Lombardi has a tendency to be candid, especially in the press release-heavy world of sports management. Even by his standards, his account of Richards’ “destructive sprial” is a staggering read from the Los Angeles Times’ Lisa Dillman.

“Without a doubt, the realization of what happened to Mike Richards is the most traumatic episode of my career,” Lombardi said in a written summation he provided to the Los Angeles Times. “At times, I think that I will never recover from it. It is difficult to trust anyone right now – and you begin to question whether you can trust your own judgment. The only thing I can think of that would be worse would be suspecting your wife of cheating on you for five years and then finding out in fact it was true.”

Lombardi provides plenty of eyebrow-raising statements to Dillman, including:

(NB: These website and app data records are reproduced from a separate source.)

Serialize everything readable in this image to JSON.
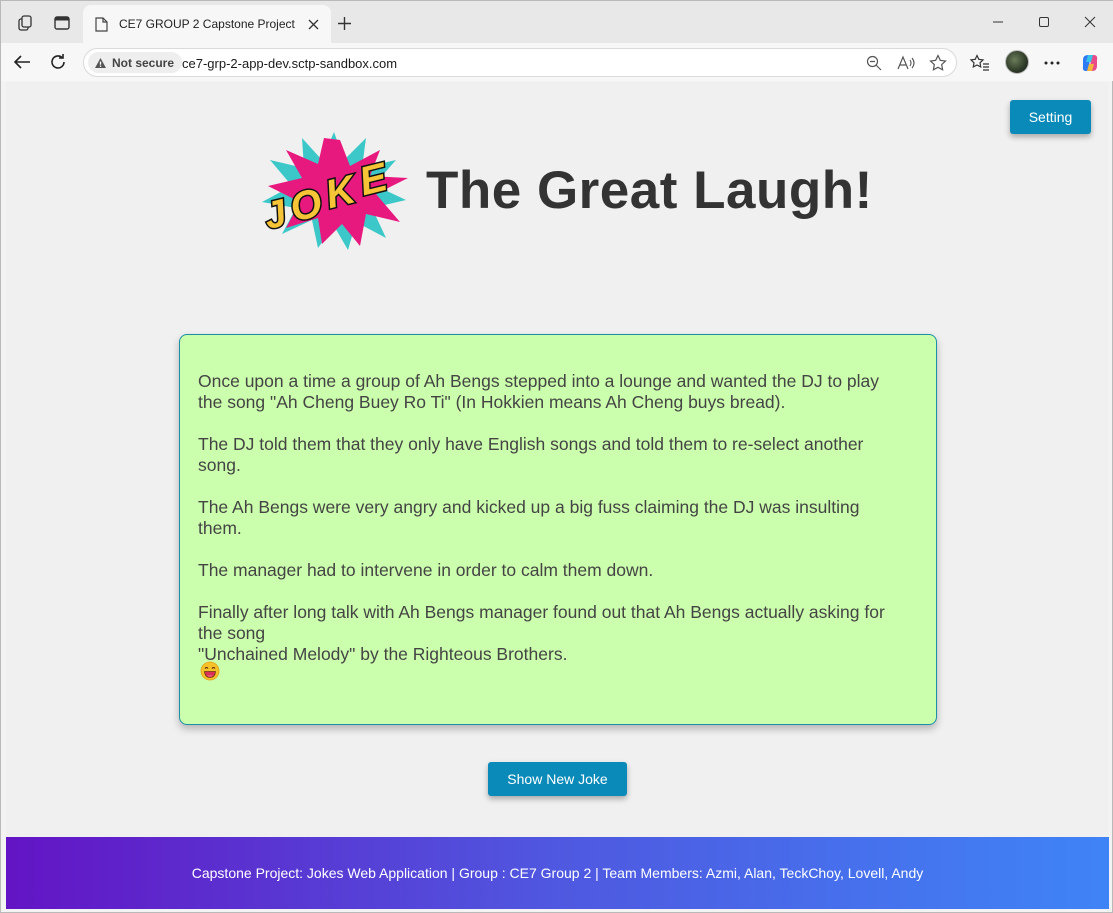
{
  "browser": {
    "tab_title": "CE7 GROUP 2 Capstone Project",
    "security_label": "Not secure",
    "url": "ce7-grp-2-app-dev.sctp-sandbox.com"
  },
  "header": {
    "setting_label": "Setting",
    "logo_text": "JOKE",
    "title": "The Great Laugh!"
  },
  "joke": {
    "paragraphs": [
      [
        "Once upon a time a group of Ah Bengs stepped into a lounge and wanted the DJ to play",
        "the song \"Ah Cheng Buey Ro Ti\" (In Hokkien means Ah Cheng buys bread)."
      ],
      [
        "The DJ told them that they only have English songs and told them to re-select another",
        "song."
      ],
      [
        "The Ah Bengs were very angry and kicked up a big fuss claiming the DJ was insulting",
        "them."
      ],
      [
        "The manager had to intervene in order to calm them down."
      ],
      [
        "Finally after long talk with Ah Bengs manager found out that Ah Bengs actually asking for",
        "the song",
        "\"Unchained Melody\" by the Righteous Brothers."
      ]
    ],
    "emoji": "laughing-face-emoji"
  },
  "actions": {
    "new_joke_label": "Show New Joke"
  },
  "footer": {
    "text": "Capstone Project: Jokes Web Application | Group : CE7 Group 2 | Team Members: Azmi, Alan, TeckChoy, Lovell, Andy"
  },
  "colors": {
    "button": "#0a8ab8",
    "joke_box_bg": "#ccffad",
    "joke_box_border": "#1a8fa5",
    "footer_start": "#6314c4",
    "footer_end": "#3f84f7",
    "title": "#333333"
  }
}
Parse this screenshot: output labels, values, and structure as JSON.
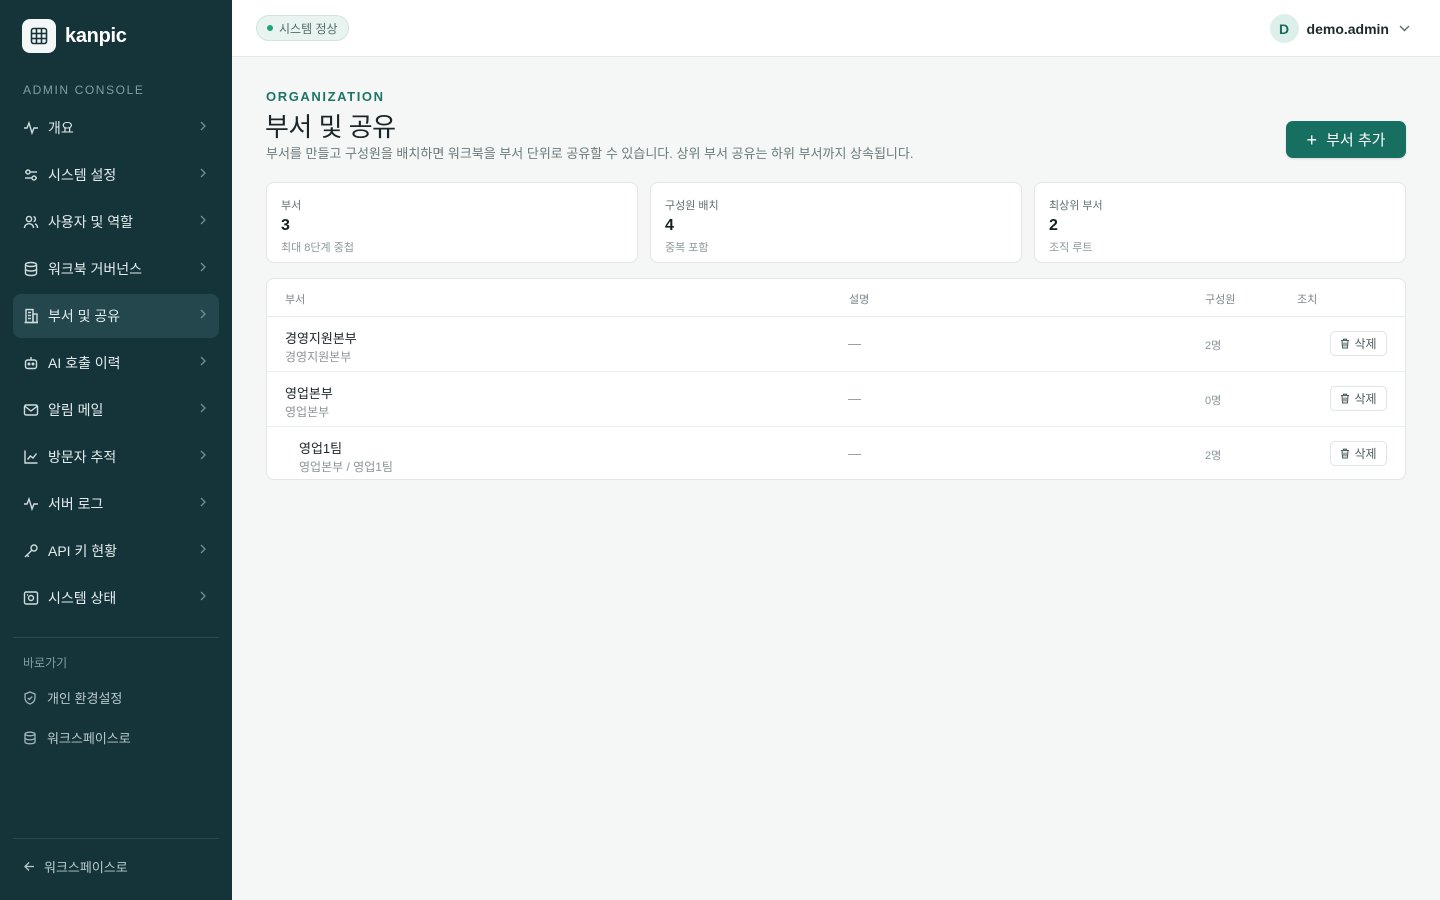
{
  "brand": {
    "name": "kanpic",
    "logo_icon": "grid-icon"
  },
  "sidebar": {
    "section_label": "ADMIN CONSOLE",
    "items": [
      {
        "label": "개요",
        "icon": "activity-icon",
        "active": false
      },
      {
        "label": "시스템 설정",
        "icon": "sliders-icon",
        "active": false
      },
      {
        "label": "사용자 및 역할",
        "icon": "users-icon",
        "active": false
      },
      {
        "label": "워크북 거버넌스",
        "icon": "database-icon",
        "active": false
      },
      {
        "label": "부서 및 공유",
        "icon": "building-icon",
        "active": true
      },
      {
        "label": "AI 호출 이력",
        "icon": "bot-icon",
        "active": false
      },
      {
        "label": "알림 메일",
        "icon": "mail-icon",
        "active": false
      },
      {
        "label": "방문자 추적",
        "icon": "line-chart-icon",
        "active": false
      },
      {
        "label": "서버 로그",
        "icon": "activity-icon",
        "active": false
      },
      {
        "label": "API 키 현황",
        "icon": "key-icon",
        "active": false
      },
      {
        "label": "시스템 상태",
        "icon": "monitor-icon",
        "active": false
      }
    ],
    "quick_label": "바로가기",
    "quick_items": [
      {
        "label": "개인 환경설정",
        "icon": "shield-icon"
      },
      {
        "label": "워크스페이스로",
        "icon": "database-icon"
      }
    ],
    "back_label": "워크스페이스로"
  },
  "topbar": {
    "status": "시스템 정상",
    "status_color": "#20a27a",
    "user_initial": "D",
    "user_name": "demo.admin"
  },
  "page": {
    "eyebrow": "ORGANIZATION",
    "title": "부서 및 공유",
    "description": "부서를 만들고 구성원을 배치하면 워크북을 부서 단위로 공유할 수 있습니다. 상위 부서 공유는 하위 부서까지 상속됩니다.",
    "add_button": "부서 추가",
    "accent_color": "#176f61"
  },
  "stats": [
    {
      "label": "부서",
      "value": "3",
      "sub": "최대 8단계 중첩"
    },
    {
      "label": "구성원 배치",
      "value": "4",
      "sub": "중복 포함"
    },
    {
      "label": "최상위 부서",
      "value": "2",
      "sub": "조직 루트"
    }
  ],
  "table": {
    "headers": {
      "dept": "부서",
      "desc": "설명",
      "members": "구성원",
      "action": "조치"
    },
    "rows": [
      {
        "name": "경영지원본부",
        "path": "경영지원본부",
        "desc": "—",
        "count": "2명",
        "action": "삭제",
        "depth": 0
      },
      {
        "name": "영업본부",
        "path": "영업본부",
        "desc": "—",
        "count": "0명",
        "action": "삭제",
        "depth": 0
      },
      {
        "name": "영업1팀",
        "path": "영업본부 / 영업1팀",
        "desc": "—",
        "count": "2명",
        "action": "삭제",
        "depth": 1
      }
    ]
  }
}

  • He believed he “found his own Derek Jeter” in Richards, a player who “at one time symbolized everything that was special about the sport.”
  • Lombardi remarked that “his production dropped 50 percent and the certain ‘it’ factor he had was vaporizing in front of me daily.”
  • The Kings GM believes that he was “played” by Richards.

… Yeah.

Again, it’s a powerful read that you should soak in yourself, even if you’re unhappy with the way the Kings handled the situation.

Maybe the most pressing of many lingering questions is: will we get to hear Richards’ side of the story?

Coyotes exploit another lousy outing from Quick

Jonathan Quick

Despite owning two Stanley Cup rings, there are a healthy number of people who aren’t wild about Jonathan Quick.

Those people might feel validated through the Los Angeles Kings’ first two games, as he followed a rough loss to the San Jose Sharks with a true stinker against the Arizona Coyotes on Friday.

Sometimes a goalie has a bad night stats-wise, yet his team is as much to blame as anything else. You can probably pin this one on Quick, who allowed four goals on just 14 shots through the first two periods.

Things died down in the final frame, but let’s face it; slowing things down is absolutely the Coyotes’ design with a 4-1 lead (which ultimately resulted in a 4-1 win).


A soft 1-0 goal turned out to be a sign of things to come:

Many expected the Kings to roar into this second game after laying an egg in their opener. Instead, the Coyotes exploited Quick’s struggles for a confidence-booster, which included key prospect Max Domi scoring a goal and an assist.

It’s worth mentioning that Mike Smith looked downright fantastic at times, only drawing more attention to Quick’s struggles.


After a troubled summer and a failed 2014-15 season, Los Angeles was likely eager to start things off the right way.

Instead, they instead will likely focus on the fact that they merely dropped two (ugly) games.